Tuesday, 22 April 2014

How to make the real Italian coffee with a moka pot

I've fallen in love with Italy ages ago and have been there ages ago as well as already previously explored how Italians drink coffee and why there's not Starbucks in Italy. However, this time I wanted to explore more about moka express pots.

When it comes to coffee, there are hundreds of different machines and ways to brew at home, yet I still use a machine first introduced 80 years ago. I've seen this pot in real Italian houses, hence, I've purchased this myself as well as bought it as a gift to my coffee lovers friends.

It’s estimated that 9/10 of Italian households own this device and it’s also very popular throughout the rest of Europe and Latin America. The craftsmanship and design is simple, efficient and affordable. I’m talking about the Bialetti Moka Express.


Sunday, 20 April 2014

Budgie or Food Art by Anna Keville Joyce

It’s likely that most of us were berated as children for “playing” with our food, but what if the sculptures and paintings we made with broccoli and spaghetti sauce hinted at our future career paths?

Food stylist Anna Keville Joyce creates truly spectacular imagery by using everything from crushed-up toast to slivered veggies, creating all manner of textures imaginable. After seeing the pieces she crafted with items that most of us have in our fridges and cupboards, it’s going to be difficult to see groceries as anything other than potential art supplies.

This art series that Anna created is in tribute to her pet bird: when Budgie passed on, Anna turned to art therapy to deal with her grief. As she works with food as a creative medium, it only made sense that she worked with the materials she knows and loves, and the result is astonishing. A flamingo crafted from crushed-up Fruit Loops cereal stands tall among paper-thin radish and kiwi slices; the plate becomes a canvas rather than just a serving implement.


Saturday, 19 April 2014

Finger Painting by Iris Scott

Finger painting is now fine art at the hands of New York based artist Iris Scott. Why paint with one point of contact (a brush) when you can paint with several? In the same way a pianist utilizes all of her fingertips to hit the keys, Iris Scott is spearheading a movement that we left behind as kindergarteners.

Painting with her fingertips began in 2009, the artist took off a year after college to live in Taiwan. During this year abroad Iris stumbled up the technique by chance....she simply ran out of clean brushes and it was too hot to go clean them down the hall.  Iris was working on a painting in a nicely air-conditioned room when she realized that in order to switch to color yellow she needed to go out into the heat to clean her brushes. Not tempted by the idea, Iris added several yellow touches with her fingers. “I knew within 10 strokes that finger painting with oils was what I would spend the rest of my life doing,” she says.

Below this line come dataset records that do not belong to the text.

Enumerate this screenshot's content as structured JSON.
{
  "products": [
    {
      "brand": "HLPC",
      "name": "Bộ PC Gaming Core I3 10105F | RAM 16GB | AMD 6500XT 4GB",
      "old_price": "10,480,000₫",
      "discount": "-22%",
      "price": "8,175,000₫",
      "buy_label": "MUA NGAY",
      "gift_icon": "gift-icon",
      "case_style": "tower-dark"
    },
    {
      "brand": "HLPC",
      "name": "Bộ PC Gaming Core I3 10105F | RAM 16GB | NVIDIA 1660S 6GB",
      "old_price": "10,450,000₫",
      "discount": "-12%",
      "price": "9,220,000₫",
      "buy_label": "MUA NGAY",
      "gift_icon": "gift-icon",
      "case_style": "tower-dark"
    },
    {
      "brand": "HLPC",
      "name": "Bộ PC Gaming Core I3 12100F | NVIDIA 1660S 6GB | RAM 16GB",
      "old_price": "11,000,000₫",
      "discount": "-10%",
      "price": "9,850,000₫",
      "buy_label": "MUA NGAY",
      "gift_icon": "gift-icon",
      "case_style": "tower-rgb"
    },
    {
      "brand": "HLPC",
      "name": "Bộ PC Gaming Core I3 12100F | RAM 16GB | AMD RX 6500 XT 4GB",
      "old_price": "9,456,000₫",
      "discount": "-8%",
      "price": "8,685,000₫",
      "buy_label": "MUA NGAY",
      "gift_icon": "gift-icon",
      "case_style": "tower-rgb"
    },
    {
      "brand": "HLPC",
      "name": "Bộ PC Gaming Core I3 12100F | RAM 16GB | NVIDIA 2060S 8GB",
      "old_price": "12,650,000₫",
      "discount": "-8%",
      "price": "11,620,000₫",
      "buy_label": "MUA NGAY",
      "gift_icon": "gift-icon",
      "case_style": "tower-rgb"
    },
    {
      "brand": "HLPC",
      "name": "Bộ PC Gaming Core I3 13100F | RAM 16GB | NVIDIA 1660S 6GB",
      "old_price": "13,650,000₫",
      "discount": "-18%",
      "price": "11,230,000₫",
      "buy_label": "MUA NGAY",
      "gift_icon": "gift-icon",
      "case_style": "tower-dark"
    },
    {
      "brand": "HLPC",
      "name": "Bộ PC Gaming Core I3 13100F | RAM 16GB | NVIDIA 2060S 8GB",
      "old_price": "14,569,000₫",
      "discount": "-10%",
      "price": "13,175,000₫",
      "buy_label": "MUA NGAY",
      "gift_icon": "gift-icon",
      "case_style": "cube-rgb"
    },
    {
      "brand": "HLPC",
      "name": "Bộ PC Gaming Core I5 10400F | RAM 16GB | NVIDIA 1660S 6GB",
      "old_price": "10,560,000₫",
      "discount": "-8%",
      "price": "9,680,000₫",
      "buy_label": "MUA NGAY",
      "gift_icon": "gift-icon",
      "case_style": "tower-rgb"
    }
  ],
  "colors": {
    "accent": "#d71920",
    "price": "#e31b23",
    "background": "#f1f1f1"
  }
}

Can someone please buy me one of these? Please...


Friday, 18 April 2014

Water Wigs by Tim Tadder

Inspiring photographer Tim Tadder and his series of Water Wigs photos.

These shots made his bald (or bald-capped) subjects look as if they had hair made of water, and required incredibly precise timing — and this video shows just how he did it.



Taking a look at the shapes of the “hair” in the resulting photos, it’s pretty easy to figure out how the pics are taken. Tadder’s assistants carefully place or drop differently shaped water balloons onto the models’ heads as he attempts to capture the ideal water wig shot.

Capturing the photos at the perfect time and freezing the action properly, however, is far from easy. His technique requires that the studio be completely dark (even a small flashlight can cause problems) and as much as we’re sure his models enjoyed having balloons thrown hard at their heads, Tadder eventually decided to start taping thumbtacks to their bald heads or bald caps to facilitate the perfect pop.

Each pop is unpredictable, and more often than not leads to an un-usable shot, but when he gets it right, the results are pretty darn cool.